St Mary’s, Isle Abbots, Somerset

Isle Abbots has a remote moorland setting above the Somerset levels, a general absence of signposts adding to the feeling of solitude. Forget the chocolate box setting at the end of a lane, next to thatched cottages; you will only have eyes for the tower, an elegant design c.1480, possibly the sveltest in Somerset in its golden Ham Hill stone.

Finely proportioned, it keeps many pre-Reformation statues, especially the Virgin Mary and the Resurrected Christ stepping out of the sepulchre which flank the west window. Through the south door, enter a light and harmonious interior.
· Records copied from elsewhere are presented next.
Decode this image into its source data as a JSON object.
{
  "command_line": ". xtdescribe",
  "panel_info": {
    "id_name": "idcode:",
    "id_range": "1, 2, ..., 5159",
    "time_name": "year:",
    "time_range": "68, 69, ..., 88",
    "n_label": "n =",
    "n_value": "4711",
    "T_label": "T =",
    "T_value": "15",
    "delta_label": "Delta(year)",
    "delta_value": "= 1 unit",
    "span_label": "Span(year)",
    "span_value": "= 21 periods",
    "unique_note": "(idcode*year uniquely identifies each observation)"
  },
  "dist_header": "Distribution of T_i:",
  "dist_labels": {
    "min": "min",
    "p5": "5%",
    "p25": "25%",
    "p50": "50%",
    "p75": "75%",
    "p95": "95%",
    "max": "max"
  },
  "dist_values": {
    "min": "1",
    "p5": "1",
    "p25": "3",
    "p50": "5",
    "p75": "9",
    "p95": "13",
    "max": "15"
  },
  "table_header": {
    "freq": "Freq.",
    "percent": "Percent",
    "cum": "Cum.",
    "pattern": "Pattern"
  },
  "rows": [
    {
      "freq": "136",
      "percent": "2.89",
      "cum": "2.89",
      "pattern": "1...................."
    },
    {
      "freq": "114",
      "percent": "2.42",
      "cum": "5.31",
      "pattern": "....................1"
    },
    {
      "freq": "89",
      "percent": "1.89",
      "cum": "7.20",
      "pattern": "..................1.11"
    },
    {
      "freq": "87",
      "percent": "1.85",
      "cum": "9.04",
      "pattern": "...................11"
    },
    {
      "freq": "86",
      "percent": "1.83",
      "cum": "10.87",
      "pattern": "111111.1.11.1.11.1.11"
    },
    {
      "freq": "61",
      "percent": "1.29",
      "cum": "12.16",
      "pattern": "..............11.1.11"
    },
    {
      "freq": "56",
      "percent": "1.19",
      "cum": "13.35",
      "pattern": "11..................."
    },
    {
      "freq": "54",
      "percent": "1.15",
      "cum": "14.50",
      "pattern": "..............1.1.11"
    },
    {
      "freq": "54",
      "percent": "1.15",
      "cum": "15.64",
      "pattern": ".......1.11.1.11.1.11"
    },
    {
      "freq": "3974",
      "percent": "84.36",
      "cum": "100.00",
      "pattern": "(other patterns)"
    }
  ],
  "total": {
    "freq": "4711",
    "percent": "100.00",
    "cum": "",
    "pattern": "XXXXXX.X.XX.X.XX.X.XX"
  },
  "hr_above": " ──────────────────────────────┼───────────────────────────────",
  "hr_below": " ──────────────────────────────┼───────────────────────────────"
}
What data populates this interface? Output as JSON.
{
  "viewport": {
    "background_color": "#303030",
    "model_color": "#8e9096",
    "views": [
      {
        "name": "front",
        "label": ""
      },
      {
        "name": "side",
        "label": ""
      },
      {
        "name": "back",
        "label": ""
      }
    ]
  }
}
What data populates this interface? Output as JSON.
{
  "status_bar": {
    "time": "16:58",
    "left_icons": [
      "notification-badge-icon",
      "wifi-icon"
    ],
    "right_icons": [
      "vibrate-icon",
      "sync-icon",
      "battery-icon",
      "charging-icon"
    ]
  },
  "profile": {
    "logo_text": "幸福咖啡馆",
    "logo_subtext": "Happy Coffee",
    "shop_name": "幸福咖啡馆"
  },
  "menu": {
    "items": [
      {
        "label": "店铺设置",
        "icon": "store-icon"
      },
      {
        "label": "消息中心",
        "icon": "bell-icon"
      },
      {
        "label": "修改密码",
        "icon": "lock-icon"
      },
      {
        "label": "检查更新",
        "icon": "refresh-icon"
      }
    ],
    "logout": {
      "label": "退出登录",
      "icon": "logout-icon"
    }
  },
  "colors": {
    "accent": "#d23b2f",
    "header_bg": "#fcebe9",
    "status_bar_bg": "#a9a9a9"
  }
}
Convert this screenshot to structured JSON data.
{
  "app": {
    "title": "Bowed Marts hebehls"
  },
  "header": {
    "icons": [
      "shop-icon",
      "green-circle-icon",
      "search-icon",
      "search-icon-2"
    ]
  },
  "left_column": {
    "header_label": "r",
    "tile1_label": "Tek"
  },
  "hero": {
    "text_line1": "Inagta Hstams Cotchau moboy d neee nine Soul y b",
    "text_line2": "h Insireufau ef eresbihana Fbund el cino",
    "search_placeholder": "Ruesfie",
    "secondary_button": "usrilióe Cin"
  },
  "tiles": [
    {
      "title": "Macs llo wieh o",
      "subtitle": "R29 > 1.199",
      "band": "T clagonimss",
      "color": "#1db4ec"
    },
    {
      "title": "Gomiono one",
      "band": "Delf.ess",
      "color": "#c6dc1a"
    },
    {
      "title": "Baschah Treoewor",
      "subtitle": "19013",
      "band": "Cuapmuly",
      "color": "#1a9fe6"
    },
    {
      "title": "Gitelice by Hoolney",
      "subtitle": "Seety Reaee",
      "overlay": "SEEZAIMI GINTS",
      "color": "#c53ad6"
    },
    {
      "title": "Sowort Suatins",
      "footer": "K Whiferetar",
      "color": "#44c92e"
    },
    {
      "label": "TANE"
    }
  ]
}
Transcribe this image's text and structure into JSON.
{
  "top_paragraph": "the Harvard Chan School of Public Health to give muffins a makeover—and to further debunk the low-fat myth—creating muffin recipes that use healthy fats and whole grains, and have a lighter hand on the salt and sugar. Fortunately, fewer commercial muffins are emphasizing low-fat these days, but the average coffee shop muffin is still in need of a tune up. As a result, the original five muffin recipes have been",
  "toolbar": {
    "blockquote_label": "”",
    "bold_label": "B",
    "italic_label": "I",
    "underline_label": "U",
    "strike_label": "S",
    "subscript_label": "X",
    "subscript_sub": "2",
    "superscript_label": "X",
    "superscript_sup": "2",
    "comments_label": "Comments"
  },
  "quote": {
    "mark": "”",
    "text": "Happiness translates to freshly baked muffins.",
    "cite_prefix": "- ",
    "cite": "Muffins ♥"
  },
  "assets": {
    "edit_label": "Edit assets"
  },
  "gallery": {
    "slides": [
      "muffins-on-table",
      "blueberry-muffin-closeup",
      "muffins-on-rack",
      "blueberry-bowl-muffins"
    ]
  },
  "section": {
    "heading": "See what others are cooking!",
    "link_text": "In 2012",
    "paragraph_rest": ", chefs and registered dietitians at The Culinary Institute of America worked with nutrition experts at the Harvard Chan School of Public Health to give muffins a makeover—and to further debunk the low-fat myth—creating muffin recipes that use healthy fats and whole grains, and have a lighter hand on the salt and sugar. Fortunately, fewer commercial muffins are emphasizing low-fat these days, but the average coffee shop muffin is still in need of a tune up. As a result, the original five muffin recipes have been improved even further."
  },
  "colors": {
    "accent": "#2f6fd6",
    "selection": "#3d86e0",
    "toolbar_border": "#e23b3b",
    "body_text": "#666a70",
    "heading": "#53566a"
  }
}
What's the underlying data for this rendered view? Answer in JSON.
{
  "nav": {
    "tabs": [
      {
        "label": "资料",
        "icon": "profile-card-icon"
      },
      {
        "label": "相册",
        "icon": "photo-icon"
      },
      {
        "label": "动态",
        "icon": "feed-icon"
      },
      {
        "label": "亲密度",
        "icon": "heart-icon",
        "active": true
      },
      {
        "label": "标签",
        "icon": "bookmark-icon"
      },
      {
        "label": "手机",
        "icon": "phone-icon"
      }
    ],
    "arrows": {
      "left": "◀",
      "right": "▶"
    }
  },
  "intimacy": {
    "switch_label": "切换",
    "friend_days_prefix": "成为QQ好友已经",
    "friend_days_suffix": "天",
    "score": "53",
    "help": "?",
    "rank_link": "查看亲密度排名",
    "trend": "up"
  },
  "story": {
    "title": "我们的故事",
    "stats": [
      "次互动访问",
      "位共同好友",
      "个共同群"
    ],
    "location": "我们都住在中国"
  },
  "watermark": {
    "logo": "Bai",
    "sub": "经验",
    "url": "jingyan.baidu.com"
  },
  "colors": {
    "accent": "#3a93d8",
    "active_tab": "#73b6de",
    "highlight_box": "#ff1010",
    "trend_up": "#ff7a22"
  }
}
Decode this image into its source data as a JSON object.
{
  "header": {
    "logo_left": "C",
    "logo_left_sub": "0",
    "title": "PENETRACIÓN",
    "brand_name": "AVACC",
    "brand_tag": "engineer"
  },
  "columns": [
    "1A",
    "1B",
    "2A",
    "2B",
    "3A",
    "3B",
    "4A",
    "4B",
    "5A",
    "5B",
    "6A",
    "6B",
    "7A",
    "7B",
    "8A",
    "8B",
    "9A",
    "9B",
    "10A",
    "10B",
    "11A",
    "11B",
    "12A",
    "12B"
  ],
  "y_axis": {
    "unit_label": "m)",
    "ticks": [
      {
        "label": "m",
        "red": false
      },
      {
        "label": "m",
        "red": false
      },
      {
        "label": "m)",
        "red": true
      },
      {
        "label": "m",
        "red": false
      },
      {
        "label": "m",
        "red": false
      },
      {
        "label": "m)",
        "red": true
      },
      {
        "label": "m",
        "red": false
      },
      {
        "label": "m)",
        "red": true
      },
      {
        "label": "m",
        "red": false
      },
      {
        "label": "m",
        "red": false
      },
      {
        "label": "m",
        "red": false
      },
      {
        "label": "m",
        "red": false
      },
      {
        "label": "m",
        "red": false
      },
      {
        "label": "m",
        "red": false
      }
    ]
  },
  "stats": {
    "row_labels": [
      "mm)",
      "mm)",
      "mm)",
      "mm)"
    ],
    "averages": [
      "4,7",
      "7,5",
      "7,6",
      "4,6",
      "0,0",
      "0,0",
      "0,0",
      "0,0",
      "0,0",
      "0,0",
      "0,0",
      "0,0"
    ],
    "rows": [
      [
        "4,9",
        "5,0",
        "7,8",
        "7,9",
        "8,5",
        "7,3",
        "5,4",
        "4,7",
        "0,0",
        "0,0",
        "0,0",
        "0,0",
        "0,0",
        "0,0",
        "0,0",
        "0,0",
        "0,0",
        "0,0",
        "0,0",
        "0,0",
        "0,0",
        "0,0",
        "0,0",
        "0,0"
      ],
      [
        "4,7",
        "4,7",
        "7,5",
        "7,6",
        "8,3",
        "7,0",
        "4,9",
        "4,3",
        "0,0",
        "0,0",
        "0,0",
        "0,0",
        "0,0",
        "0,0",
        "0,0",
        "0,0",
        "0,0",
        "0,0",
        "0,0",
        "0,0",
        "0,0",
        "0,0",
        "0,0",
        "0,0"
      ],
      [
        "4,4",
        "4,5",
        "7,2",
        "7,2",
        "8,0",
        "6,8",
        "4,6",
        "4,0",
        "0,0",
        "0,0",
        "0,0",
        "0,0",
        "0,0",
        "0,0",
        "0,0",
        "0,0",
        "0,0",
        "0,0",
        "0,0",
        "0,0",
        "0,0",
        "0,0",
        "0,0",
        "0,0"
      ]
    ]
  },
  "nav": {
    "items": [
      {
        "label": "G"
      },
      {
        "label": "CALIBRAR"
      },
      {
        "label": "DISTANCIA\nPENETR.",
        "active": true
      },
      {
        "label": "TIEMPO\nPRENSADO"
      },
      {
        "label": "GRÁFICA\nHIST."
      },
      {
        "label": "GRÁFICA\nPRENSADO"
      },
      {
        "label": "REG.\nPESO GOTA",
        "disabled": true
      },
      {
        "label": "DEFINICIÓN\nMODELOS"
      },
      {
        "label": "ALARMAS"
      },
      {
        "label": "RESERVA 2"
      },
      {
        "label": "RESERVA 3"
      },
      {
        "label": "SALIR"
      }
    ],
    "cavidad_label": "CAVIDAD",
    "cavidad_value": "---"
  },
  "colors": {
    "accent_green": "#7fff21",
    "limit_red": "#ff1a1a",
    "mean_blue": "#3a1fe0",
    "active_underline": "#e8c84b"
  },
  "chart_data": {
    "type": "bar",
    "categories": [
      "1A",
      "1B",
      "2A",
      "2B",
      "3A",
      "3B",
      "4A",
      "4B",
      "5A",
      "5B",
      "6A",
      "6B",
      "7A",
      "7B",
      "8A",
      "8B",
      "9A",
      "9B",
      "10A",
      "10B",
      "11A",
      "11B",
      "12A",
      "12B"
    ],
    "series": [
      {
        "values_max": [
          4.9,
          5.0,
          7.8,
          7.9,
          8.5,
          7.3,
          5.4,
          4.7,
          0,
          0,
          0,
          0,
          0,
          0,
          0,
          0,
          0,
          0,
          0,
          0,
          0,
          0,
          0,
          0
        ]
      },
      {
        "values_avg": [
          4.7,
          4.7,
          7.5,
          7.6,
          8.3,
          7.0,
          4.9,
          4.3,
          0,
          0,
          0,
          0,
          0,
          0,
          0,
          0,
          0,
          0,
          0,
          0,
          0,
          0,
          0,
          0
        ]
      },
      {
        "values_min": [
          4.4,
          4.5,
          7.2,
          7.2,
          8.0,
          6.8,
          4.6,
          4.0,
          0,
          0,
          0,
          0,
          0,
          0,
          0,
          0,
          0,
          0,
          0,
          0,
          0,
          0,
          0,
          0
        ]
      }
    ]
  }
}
Facing you is the Tudor north aisle, whose altar bears an altarpiece of a Renaissance Madonna; a Norman font betrays the origins of the building, next to the barrel organ.

Look east to the chancel, beautifully built around 1300, by the rectors (the nearby Benedictine Muchelney Abbey). It has an east window of five stepped lancets, likewise fine tracery in the other windows, and a singularly elegant piscina and sedilia.

Isle Abbots was probably building the north aisle around 1530, at the same time that nearby Ruishton church was starting its tower, and the learned and pious Richard Whiting was Abbot of Glastonbury, the greatest abbey in the west of England. Fast forward a decade, the mortar was still drying out in the north aisle at Isle Abbots, Ruishton tower was awaiting the parapet it never received, and the head of Glastonbury’s last Abbot was displayed above the gateway of the dissolved abbey.

In 1895, Richard Whiting was beatified by Pope Leo XIII. As Feste remarks in Act V of Twelfth Night, ‘the whirligig of time brings in his revenges.’

Pevsner enthused about Isle Abbots, and devotes over two pages to it. A.K. Wickham, the greatest enthusiast of Somerset churches, raved about this church. It is easy to see why.

Go, visit it and fall in love with it, not forgetting your map (Grid ref: ST3521). And pray that, by God’s grace, we may be given the time to accomplish his purpose in us. Pray also for vocations to the religious orders.

Simon Cotton